[About this exercise] All lines in the material below that contain "JSON" should be located and copied.

[Supplied material]
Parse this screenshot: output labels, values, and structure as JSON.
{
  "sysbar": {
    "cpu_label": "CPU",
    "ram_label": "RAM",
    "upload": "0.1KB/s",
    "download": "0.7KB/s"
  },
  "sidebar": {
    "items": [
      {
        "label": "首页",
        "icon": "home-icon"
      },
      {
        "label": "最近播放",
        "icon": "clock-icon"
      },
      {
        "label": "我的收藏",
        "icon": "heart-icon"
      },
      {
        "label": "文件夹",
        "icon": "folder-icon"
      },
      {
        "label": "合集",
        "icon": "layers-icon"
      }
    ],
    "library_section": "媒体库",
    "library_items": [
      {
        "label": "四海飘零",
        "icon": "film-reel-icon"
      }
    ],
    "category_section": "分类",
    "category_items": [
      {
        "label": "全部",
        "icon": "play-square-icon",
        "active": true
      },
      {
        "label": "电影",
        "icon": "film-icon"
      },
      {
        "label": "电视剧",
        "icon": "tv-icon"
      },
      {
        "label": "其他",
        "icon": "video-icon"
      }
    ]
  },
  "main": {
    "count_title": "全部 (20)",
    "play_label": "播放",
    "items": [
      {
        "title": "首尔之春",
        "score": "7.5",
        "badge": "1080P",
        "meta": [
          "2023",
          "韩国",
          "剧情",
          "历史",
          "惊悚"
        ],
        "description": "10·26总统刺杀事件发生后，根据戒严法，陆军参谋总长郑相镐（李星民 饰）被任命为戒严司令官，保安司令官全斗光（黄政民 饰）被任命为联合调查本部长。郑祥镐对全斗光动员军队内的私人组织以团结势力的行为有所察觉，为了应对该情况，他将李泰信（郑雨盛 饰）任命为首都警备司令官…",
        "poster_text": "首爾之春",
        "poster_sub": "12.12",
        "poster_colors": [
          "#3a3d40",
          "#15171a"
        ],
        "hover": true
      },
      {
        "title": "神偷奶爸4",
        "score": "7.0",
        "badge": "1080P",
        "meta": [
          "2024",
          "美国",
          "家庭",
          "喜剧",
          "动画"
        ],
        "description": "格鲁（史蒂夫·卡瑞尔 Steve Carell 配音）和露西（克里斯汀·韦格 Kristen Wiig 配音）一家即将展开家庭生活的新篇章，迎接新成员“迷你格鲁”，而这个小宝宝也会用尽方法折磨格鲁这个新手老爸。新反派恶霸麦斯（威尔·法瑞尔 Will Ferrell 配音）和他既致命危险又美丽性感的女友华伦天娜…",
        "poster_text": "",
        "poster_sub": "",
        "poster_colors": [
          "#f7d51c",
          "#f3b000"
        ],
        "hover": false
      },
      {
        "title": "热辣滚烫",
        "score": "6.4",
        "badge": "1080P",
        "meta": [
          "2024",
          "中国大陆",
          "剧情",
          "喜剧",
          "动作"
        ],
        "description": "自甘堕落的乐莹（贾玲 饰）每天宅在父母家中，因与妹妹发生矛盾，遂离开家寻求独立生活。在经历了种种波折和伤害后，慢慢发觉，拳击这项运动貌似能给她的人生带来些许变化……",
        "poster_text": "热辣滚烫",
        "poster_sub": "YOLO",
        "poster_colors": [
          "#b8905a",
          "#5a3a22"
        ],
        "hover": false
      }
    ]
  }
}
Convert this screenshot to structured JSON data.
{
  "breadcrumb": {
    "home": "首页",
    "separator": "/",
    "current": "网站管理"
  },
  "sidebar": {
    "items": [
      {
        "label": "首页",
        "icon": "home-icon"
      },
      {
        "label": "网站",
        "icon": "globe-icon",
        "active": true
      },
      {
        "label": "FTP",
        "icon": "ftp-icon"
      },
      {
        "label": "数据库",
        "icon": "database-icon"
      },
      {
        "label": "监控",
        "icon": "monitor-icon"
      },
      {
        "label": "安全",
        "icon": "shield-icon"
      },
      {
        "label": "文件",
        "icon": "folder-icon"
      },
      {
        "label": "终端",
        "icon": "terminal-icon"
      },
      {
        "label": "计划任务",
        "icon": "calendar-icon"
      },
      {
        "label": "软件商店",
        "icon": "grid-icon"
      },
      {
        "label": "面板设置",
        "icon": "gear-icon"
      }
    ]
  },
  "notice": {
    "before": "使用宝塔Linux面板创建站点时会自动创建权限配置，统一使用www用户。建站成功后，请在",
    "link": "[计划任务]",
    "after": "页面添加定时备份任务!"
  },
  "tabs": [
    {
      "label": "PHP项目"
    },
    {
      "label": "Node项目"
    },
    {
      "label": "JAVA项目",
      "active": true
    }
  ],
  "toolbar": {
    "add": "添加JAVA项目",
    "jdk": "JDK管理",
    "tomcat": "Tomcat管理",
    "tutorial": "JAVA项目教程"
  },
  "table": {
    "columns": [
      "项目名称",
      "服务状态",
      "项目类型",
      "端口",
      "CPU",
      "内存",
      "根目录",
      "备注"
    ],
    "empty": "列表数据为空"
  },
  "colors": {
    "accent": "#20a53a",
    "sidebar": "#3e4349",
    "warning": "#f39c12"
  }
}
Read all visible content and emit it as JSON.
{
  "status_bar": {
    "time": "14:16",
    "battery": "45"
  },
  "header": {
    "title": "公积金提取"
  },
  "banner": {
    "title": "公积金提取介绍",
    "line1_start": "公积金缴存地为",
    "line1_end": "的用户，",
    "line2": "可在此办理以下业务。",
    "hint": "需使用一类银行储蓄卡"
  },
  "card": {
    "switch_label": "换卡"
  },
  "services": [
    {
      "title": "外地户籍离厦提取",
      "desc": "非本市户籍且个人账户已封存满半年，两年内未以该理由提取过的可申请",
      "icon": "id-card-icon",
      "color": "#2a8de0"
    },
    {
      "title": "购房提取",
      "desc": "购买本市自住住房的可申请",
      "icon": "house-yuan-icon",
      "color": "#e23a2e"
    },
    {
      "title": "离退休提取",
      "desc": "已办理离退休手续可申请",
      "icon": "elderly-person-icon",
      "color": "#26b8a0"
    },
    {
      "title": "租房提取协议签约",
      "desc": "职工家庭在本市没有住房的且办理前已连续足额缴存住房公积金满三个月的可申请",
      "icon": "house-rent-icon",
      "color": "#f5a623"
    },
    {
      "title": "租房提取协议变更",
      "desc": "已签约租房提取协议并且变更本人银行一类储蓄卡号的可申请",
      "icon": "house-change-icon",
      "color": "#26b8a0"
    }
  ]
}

[Written answer]
Parse this screenshot: output labels, values, and structure as JSON.
Convert this screenshot to structured JSON data.
Read all visible content and emit it as JSON.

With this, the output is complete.